As the canister has a Patent No. 1826115, which is for "Closures for Containers" and the patent number is from OCTOBER 6, 1931 - all of this thus appears to support that this recording tape with "MADE IN USA - PATENTS PENDING" impressed onto the RED metal reel along with "THE BRUSH DEVELOPMENT CO." name supports that this tape is likely from the era of 1939-1940 or possibly earlier. The tape is clearly not marked with the later 1950's name "THE BRUSH ELECTRIC CO."  The canister is marked
in period pencil "DINNER MUSIC CLASSICAL" on
its lid.
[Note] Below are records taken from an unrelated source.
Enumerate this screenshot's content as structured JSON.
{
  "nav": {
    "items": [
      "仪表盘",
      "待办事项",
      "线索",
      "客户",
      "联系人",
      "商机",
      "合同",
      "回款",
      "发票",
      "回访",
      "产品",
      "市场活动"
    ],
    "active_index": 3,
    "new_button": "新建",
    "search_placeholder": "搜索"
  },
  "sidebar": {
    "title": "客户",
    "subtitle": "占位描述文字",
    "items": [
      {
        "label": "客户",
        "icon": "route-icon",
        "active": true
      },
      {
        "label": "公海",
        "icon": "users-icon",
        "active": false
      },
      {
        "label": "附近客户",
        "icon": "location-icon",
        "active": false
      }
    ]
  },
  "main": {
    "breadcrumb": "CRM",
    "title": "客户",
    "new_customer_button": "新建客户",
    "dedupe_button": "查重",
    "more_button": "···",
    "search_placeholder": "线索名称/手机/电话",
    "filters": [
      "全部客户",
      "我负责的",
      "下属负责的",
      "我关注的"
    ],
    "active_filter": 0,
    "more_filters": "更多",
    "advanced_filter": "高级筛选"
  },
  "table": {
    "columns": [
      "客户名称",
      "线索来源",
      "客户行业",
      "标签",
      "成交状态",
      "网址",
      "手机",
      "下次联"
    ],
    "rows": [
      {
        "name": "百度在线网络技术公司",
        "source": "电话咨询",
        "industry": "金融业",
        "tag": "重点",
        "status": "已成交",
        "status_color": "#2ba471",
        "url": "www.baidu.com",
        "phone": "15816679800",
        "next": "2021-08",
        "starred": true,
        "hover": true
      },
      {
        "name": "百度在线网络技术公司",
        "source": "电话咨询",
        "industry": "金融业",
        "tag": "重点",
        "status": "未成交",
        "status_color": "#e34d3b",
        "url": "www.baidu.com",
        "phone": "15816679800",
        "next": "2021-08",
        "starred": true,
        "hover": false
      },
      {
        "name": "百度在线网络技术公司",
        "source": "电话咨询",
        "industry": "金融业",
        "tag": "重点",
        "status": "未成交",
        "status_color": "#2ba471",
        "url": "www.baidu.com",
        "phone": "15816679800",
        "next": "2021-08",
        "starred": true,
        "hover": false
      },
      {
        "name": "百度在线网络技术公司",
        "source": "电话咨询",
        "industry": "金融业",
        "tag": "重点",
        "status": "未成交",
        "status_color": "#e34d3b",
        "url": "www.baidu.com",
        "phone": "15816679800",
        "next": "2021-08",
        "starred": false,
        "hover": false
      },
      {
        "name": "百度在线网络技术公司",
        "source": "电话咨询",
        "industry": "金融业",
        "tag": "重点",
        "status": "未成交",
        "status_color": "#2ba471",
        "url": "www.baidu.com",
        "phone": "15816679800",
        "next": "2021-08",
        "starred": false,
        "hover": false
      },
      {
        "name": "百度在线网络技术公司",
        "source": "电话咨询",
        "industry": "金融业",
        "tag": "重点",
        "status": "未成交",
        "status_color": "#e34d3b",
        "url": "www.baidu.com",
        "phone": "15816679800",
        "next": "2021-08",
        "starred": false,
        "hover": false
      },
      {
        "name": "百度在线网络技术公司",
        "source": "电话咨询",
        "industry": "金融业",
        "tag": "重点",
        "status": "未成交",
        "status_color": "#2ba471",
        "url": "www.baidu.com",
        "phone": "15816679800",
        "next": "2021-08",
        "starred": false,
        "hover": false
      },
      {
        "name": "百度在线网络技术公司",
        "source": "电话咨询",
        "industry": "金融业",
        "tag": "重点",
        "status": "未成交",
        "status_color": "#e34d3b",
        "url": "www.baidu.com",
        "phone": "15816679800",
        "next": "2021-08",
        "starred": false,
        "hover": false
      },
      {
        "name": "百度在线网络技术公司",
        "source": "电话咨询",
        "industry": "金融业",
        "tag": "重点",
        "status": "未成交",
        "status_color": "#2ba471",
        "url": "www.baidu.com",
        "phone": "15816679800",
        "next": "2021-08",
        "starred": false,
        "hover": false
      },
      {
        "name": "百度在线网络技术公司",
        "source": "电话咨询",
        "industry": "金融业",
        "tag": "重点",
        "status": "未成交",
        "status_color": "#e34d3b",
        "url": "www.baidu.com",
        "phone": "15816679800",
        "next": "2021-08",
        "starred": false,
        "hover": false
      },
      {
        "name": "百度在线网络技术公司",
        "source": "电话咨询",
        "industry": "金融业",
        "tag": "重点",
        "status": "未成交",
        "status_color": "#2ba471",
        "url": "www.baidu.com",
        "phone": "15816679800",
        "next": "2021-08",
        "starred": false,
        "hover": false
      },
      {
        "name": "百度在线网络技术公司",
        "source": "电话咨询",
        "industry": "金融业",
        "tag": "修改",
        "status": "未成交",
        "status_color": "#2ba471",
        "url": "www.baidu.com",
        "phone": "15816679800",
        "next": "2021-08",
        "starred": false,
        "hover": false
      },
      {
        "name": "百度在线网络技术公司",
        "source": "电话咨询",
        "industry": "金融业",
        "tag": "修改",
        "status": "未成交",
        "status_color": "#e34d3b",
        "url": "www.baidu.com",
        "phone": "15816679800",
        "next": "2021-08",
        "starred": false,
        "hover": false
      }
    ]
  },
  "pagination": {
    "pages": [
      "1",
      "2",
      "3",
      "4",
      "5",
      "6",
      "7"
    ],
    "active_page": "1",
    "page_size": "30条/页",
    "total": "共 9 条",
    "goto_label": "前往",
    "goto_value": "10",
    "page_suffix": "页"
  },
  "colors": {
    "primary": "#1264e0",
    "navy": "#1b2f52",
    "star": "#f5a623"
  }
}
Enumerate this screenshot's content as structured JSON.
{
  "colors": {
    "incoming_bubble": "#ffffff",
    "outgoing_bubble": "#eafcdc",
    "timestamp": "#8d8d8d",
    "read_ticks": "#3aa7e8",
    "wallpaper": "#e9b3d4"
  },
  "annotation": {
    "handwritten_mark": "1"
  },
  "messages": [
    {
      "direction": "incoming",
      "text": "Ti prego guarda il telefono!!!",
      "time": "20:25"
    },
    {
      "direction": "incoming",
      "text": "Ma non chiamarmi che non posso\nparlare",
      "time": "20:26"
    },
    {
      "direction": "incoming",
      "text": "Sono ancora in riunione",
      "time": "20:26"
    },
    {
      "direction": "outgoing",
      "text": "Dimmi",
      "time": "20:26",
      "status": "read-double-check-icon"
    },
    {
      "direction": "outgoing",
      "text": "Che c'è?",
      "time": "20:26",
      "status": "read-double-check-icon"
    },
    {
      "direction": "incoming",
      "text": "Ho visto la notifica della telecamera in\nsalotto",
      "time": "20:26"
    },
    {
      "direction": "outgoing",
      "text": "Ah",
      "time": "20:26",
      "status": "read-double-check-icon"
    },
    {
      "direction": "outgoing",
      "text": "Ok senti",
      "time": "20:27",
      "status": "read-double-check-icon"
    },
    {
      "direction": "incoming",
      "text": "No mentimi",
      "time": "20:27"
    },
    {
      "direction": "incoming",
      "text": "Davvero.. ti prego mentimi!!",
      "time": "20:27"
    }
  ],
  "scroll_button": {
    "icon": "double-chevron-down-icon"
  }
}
A VERY RARE ARTIFACT FROM THE BIRTH OF MODERN MAGNETIC AUDIO SOUND RECORDING.   artsandsciences 

         

 


The non-profit Museum was dissolved on December 31, 2017. Donations are NOT tax deductible and are now processed by Phantom Productions.

All donations to MOMSR go 100% to support restoration of vintage magnetic recording devices in the private collection and help fund the web site development and hosting.

 

 

Go to: • 3MAEG/MagnetophonAkaiAltecAmplifier CorpAmpexAmproAstaticAstrocom/MarluxBang & OlufsenBellBell & HowellBell LabsBerlant ConcertoneBeyerdynamicBrüel & KjærBrenellBrushCetec GaussConcordCraigCrown • DenonDokorderDualEdisonEicoElectro SoundElectro VoiceEMI/GramophoneFerrographFostexFreemanGrundigHeathKitITCJVCKLHLeevers RichLyrecMagnecordMarantzMCIMitsubishiNagraNakamichiNeumannNewcombNeveOkiOtariPentronPhilipsPioneerPrestoRadio Shack/RealisticRangertoneRCARobertsRolaSansuiScullyShureSolid State LogicSonySoundcraftSpectoneStancil HoffmanStellavoxStephensStuder ReVoxTandbergTape-AthonTapesonicTeac/TascamTechnicsTelefunkenTolnai ToshibaUher VikingWebster Chicago/WebcorWebster ElectricWestern Electric/AltecWilcox-GayWollensak